With its potential to mitigate the harmful effects of websites which contain defamatory material, or sensitive or embarrassing personal information in particular, this decision may also bring Canadian law a further step closer to the developing E.U. jurisprudence on the "right to be forgotten" (PDF) online. In this respect, earlier this year Canada law had already taken a significant step in that direction in A.T. v. Globe24h.com, 2017 FC 114 in which the Federal Court established that the Personal Information Protection and Electronic Documents Act ("PIPEDA") applies to activities carried out abroad that have an impact on persons resident in Canada, and that Canadian courts can assume jurisdiction to make extra-territorial orders against foreign entities.[2] This important issue has recently been the subject of extensive Parliamentary hearings in Canada over many months before the Standing Committee on Access to Information, Privacy and Ethics.[3]

Conversely, this decision leaves open the possibility that Canadian courts may make orders which infringe on the freedom of expression of foreign organizations and individuals, or even violate foreign law. While the Court held that a worldwide interlocutory injunction could be varied in such circumstances, there may be situations where foreign non-parties are unaware that their rights have been impacted, or where seeking to vary an order in Canada is not economically realistic.

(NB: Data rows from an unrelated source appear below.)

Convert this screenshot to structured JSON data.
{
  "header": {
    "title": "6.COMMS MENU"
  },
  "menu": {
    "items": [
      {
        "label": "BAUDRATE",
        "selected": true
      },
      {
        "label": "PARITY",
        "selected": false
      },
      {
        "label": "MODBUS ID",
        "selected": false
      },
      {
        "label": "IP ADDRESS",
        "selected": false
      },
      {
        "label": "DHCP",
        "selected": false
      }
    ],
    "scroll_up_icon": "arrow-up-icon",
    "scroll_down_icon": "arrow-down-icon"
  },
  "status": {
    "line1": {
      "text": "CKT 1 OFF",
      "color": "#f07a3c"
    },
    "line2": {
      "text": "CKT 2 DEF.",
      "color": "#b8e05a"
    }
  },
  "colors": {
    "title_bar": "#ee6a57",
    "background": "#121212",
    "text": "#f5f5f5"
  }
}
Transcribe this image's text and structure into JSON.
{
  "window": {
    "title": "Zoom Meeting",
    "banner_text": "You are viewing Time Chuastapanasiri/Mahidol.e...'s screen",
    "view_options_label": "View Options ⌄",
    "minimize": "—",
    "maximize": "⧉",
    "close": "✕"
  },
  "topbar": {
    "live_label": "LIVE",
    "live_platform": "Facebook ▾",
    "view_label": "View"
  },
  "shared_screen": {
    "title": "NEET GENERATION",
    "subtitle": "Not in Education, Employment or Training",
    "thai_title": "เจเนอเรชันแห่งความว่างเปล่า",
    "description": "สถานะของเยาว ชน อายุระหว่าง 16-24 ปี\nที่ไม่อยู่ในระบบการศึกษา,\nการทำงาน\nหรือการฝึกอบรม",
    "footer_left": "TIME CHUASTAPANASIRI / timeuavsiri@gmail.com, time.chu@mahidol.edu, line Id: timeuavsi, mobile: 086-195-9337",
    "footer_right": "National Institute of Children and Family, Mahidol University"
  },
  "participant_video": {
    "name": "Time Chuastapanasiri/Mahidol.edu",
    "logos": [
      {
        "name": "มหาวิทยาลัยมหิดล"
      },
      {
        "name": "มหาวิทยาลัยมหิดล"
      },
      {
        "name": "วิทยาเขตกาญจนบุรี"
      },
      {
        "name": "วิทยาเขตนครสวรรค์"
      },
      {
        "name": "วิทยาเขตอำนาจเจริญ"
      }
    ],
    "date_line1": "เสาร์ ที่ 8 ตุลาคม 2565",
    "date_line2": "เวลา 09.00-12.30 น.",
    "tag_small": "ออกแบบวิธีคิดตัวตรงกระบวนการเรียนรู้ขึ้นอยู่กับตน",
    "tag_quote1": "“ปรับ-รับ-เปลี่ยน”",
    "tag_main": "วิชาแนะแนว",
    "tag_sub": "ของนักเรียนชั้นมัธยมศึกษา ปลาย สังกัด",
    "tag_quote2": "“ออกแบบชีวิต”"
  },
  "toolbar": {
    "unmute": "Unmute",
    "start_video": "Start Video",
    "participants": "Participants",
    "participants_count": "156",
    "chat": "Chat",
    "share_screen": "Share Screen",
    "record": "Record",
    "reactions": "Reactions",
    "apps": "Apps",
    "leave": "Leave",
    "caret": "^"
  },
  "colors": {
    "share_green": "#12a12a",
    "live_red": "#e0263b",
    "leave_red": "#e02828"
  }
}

The reciprocal effects of the decision also remain to be seen. It is not difficult to imagine scenarios in which foreign courts may make similar orders that have the effect of restraining Google search results in ways that impact the affairs and conduct of Canadian organizations or individuals, even if such conduct is otherwise permitted under Canadian laws. The Canadian individual or company may suffer harm as a result, even though they have not violated Canadian laws or had an opportunity to defend themselves in the foreign court. Similar ripple effects could exist around the world, with courts in any local jurisdiction ordering Google to refrain from delivering search results that may impact organizations and individuals any number of other countries. Although the Equustek case arose in a commercial context, many free speech advocates in particular have sounded the alarm about the potentially devastating impacts that the decision could have on online freedom of expression.

Beyond the Court's clear direction that orders of the type at issue in this case could be varied on application, there is also the possibility that a party could challenge the enforceability of the order outside of British Columbia. Such a challenge, could have a significant impact on the effectiveness of the injunctive relief obtained by the plaintiff and bring into conflict the court orders of different jurisdictions in which Google operates.